The *Studies in Advanced Mathematics* series from Cambridge University Press includes a very wide range of books. Some will serve as first-year graduate textbooks, others are quite advanced. *Spectral Theory and its Applications* weighs in at the “quite advanced” level.

A more accurate title for the book would have been “Spectral Theory of Unbounded Operators,” because the author assumes his readers already know the standard theory for bounded operators, which is reviewed briefly in chapter 6. Also assumed is knowledge of Fourier Analysis, \(L^2\) spaces, Sobolev spaces, Distribution Theory, and so on. The applications come from mathematical physics, with Quantum Mechanics taking pride of place. Here as well the author assumes the reader arrives with background knowledge. For example, in the first chapter the author talks about “the operator of the harmonic oscillator” \( H = - \dfrac{d^2}{dx^2} + x^2\), with the reader being assumed to know how this operator relates to the physical harmonic oscillator.

Another aspect of the book’s advanced nature is that the author is occasionally casual about things that a beginner might have trouble with. Notes at the ends of chapters sometimes say things like “the material in this chapter is very basic,” which might be dispiriting. Equalities are sometimes followed by “in the sense of distributions.” Containment relations between various spaces are assumed known and used without comment.

For the reader with the right background, the book’s main virtue is that it builds the theory of unbounded operators and their spectra with physics constantly in view. Each theoretical section is followed by examples from physics, often involving extensive calculation. Graduate students and professionals interested in how spectral theory can be used in mathematical physics will learn a lot.

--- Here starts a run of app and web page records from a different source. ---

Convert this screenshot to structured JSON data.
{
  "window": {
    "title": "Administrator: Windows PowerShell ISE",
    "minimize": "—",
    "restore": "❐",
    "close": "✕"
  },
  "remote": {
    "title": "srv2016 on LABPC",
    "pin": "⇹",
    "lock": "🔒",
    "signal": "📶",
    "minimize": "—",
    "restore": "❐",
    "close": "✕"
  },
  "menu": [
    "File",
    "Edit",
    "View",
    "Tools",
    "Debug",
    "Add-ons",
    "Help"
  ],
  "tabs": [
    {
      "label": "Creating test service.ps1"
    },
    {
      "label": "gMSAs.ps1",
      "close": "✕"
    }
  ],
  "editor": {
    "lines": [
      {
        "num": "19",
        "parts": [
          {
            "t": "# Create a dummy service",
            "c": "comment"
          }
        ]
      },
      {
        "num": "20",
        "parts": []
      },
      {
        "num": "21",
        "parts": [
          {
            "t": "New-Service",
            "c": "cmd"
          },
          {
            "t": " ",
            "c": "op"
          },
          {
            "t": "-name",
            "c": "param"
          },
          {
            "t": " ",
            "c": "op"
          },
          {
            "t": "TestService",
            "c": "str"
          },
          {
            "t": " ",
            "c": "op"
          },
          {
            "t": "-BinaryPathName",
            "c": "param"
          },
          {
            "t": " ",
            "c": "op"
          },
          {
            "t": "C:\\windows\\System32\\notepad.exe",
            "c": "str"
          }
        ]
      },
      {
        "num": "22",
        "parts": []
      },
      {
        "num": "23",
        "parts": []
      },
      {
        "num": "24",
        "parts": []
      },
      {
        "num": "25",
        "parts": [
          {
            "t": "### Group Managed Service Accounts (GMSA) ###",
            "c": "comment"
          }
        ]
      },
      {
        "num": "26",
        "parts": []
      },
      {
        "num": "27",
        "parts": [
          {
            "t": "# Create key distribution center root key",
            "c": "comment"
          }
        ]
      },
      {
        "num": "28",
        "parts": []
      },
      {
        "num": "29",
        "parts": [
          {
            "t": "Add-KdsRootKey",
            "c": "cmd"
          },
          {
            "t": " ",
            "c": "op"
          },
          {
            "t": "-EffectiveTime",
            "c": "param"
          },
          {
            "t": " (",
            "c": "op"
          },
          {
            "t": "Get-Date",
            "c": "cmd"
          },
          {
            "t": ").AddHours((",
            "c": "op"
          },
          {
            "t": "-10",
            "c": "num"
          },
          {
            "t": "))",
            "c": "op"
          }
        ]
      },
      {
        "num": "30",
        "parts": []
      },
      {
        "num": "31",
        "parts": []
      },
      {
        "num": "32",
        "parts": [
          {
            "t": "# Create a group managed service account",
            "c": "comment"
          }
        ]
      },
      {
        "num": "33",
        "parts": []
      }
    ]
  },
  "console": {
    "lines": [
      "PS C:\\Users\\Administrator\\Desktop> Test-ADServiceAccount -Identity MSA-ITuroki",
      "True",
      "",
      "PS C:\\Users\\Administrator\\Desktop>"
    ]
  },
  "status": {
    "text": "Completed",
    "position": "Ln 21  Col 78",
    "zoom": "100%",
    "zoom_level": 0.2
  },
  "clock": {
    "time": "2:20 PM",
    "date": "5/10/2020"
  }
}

Fernando Q. Gouvêa is Carter Professor of Mathematics at Colby College in Waterville, ME.